Depression: Causes or Effects?
Depression supplies a distinct depiction of the brain equals behavior theory. The physiological characteristics that taint the diseased brain directly impact the thoughts and behaviors of the millions of sufferers. The genesis of this dehabilitating problem is both mysterious and complicated and I am not offering any sort of revelation in stating that it is a multi-factorial manifestation involving both biological and environmental components. The end product of these variable factors do, however, provide some common biochemical alterations in the brain that lend insight into understanding the reality and possible treatment of the disease.
So, in the spirit of "working backwards," I will explore this end product. Perhaps the most popularized end-product of depression is the monoamine depletion or disturbance that is commonly detected in depressed persons. Serotonin, norepinephrine, and dopamine have been identified as the main culprits, serotonin and norepinephrine being the most suspect. "Among the findings linking impoverished synaptic norepinephrine levels to depression is the discovery in may studies that indirect markers of norepinephrine levels in the brain-levels of its metabolites, or by-products, in more accessible material (urine and cerebrospinal fluid)-are often low in depressed individuals. In addition, postmortem studies have revealed increased densities of certain norepinephrine receptors in the cortex of depressed suicide victims" (indicating compensatory up-regulation) (1).
It is not surprising that deficits in serotonin circuits are also seen in depressed patients, as these depletions may interact with and indeed be responsible for falls in norepinephrine levels (a phenomenon called the permissive hypothesis). Sluggish serotonin secretion may also account for the emotional, appetite, libido, and sleep disturbances associated with depression (1).
Hormonal abnormalities may also characterize the depressed brain. The most pervasive irregularity lies in the hypothalamic-pituitary-adrenal (HPA) axis, the system that manages the body's response to stress. When a threat to physical or psychological well-being is detected, the hypothalamus increases production of corticotropin-releasing factor (CRF), which, in turn, induces the pituitary to secrete adrenocorticotropic hormone (ACTH). ACTH then instructs the adrenal glands to release cortisol. Chronic activation of the HPA axis may result in illness and depression. In fact, hyperactivity in the HPA axis is the most replicated finding in all of biological psychiatry (1).

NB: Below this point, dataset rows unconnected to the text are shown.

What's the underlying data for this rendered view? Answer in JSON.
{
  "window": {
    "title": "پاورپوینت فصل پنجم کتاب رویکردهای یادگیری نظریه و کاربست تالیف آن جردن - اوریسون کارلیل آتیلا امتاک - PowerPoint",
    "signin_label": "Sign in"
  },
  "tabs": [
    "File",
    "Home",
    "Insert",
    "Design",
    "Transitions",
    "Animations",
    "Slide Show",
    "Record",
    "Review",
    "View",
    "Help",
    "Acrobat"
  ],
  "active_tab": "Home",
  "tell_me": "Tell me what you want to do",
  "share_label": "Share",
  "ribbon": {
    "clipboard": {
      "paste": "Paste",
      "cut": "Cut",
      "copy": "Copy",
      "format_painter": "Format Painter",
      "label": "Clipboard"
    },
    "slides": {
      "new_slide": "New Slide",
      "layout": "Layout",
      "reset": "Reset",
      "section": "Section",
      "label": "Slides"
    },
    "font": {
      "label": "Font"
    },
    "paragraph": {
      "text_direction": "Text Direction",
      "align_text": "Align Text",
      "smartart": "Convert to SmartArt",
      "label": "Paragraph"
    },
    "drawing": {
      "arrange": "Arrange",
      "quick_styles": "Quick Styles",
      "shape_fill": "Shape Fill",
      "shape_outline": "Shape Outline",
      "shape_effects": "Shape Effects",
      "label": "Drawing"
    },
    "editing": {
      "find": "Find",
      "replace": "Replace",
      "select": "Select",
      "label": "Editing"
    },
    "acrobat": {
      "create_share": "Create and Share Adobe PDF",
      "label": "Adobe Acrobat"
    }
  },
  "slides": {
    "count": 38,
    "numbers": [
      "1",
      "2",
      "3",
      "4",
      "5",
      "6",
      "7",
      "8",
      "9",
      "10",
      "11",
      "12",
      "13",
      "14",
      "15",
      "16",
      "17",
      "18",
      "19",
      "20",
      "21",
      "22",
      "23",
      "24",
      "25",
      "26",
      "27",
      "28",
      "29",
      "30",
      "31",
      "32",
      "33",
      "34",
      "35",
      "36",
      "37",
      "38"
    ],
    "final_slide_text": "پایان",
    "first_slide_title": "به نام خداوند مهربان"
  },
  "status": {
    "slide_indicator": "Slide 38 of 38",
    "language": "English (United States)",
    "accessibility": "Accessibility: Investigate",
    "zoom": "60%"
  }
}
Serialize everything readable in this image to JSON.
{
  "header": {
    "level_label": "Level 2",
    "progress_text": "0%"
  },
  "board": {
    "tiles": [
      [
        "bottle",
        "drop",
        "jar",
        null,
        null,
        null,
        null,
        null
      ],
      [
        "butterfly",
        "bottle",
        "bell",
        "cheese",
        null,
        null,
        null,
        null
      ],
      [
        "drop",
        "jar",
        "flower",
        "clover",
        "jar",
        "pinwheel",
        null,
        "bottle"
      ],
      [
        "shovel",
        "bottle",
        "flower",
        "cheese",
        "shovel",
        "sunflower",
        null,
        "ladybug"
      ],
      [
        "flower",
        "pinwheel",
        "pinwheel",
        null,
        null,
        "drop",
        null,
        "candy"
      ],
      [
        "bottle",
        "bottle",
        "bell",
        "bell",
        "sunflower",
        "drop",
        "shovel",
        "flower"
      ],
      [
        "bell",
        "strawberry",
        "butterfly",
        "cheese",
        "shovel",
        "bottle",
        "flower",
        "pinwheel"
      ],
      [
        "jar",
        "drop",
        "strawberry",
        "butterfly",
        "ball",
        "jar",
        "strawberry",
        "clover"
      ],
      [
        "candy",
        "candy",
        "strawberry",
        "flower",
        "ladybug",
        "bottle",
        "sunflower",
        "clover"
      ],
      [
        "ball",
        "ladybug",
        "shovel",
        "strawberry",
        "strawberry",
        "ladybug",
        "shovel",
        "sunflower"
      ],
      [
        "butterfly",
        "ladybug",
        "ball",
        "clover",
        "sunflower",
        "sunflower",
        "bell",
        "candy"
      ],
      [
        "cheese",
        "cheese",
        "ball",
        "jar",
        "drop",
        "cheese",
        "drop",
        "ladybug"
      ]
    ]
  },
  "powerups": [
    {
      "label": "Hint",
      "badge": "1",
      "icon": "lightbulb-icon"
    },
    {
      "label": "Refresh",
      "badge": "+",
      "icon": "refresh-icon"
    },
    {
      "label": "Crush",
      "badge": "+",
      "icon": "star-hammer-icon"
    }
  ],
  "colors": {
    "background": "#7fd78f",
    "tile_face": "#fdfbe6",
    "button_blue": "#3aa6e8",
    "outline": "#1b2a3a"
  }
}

I have been referring to these conditions as "end-products" but they could, just as easily, be viewed as causes and not consequences of depression. Perhaps I have not been working backwards at all but have instead been addressing the origins of this disease. It all depends on why people get depressed in the first place. Seeing as how preventative medicine is almost always...